R. Joseph Hoffman has opined, in the fine old tradition of legitimate hyperbole, that
Complacency is what killed European Christianity. The fruits and comforts of the industrial revolution killed it. Not education and science; not curiosity; not Darwin’s dangerous idea. Just the creeping rot of not really giving a damn about anything.Hoffman, who is writing as a non-Christian (albeit a scholar of early Christianity), has the good sense to be on the right side of the "accommodationist" debate ("Can religion and science be compatible, ever, ever, ever?") His point in his admirable post is that the negative answer to this question arises from the excesses of an over-reaching intellectual ambition; and he sees this excess as the equal and opposite cultural reaction to the aforementioned complacency, a complacency which, I might add, was widely diagnosed in the 19th century (read Nietzsche, or Kierkegaard, for instance, though I take my lead here from Baudelaire, whose opening poem in the Fleurs du Mal famously names it Ennui). Hoffman's answer to this complacency is simple and has a venerable philosophical lineage:
The opposite of complacency is not excess. It is moderation.What's important here is not just that the back-&-forth we are enduring now over this question--the stupid tug-of-war between a superstitious Bibliolatry which was already withering away, and a hubristic scientism that has allowed itself to be distracted from "the business of finding things out" into a tar-pit of unwinnable polemics--that this tension is essentially the spasms of one excess answering another, over the abyss of a fundamental apathy:

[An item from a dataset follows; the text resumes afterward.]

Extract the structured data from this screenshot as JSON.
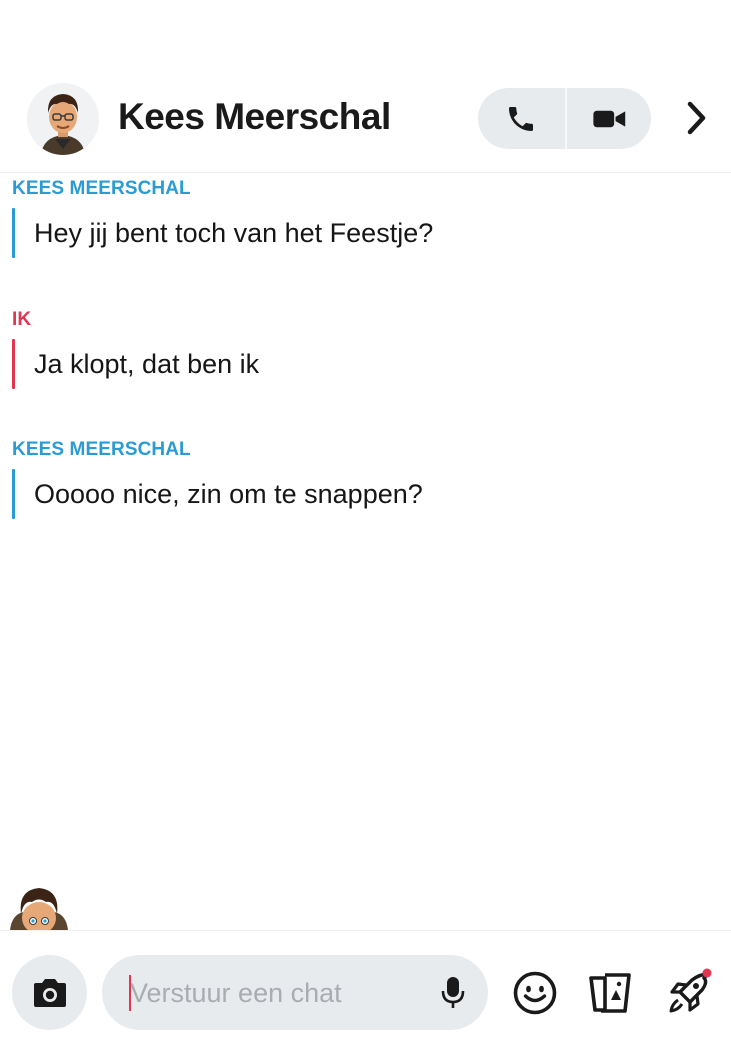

American culture is not hardwired to evoke curiosity about science, religion, or anything else. It’s designed to breed complacency. If Theodore Roethke had lived today, he would write about the inexorable sadness of shopping malls and gated communities and universities where nothing happens and a society where conscience dies daily in the onslaught of the latest economic data.One can quibble, if one likes, with Hoffman's diagnosis, or try to resist the cynicism one detects here, but despite the brief signs of life one glimpses in the #Occupy movement, it is hard for me to dispute the gist of this. As I have said before, there is an oscillation between fear and boredom at work in us. (I don't think this is unique to post-Christian or late-capitalist society; the ancient ascetic spiritual struggle has always been against the Midday Demon-- melancholia and panic).
As regards saving both religion and science from their own excesses: this temper-tantrum-with-two-backs has an answer in the tradition of common sense and ordinary wisdom. As Hoffman points out, it goes by the venerable name "Moderation", the ratio between extremes, the key to virtue in Confucius, the Buddha, Aristotle, Aquinas, and Spinoza. (Not to mention Jane Austen, which really ought to be enough.) Does moderation sometimes look like timidity? Certainly; and vice-versa--timidity sometimes styles itself "moderation." After all, moderation, as pursuit of a mean, will partake of the extremes it attempts to balance. And who said keeping one's balance was easy--especially when everyone at either end is pulling you back and forth?
Point is, all that energy that goes into the pulling, is being generated by something. The "Accommodationism" argument is a symptom of a deeper malaise in our culture--I would say a spiritual malaise, if the word wasn't so loaded. But then, that loadedness is the problem, isn't it?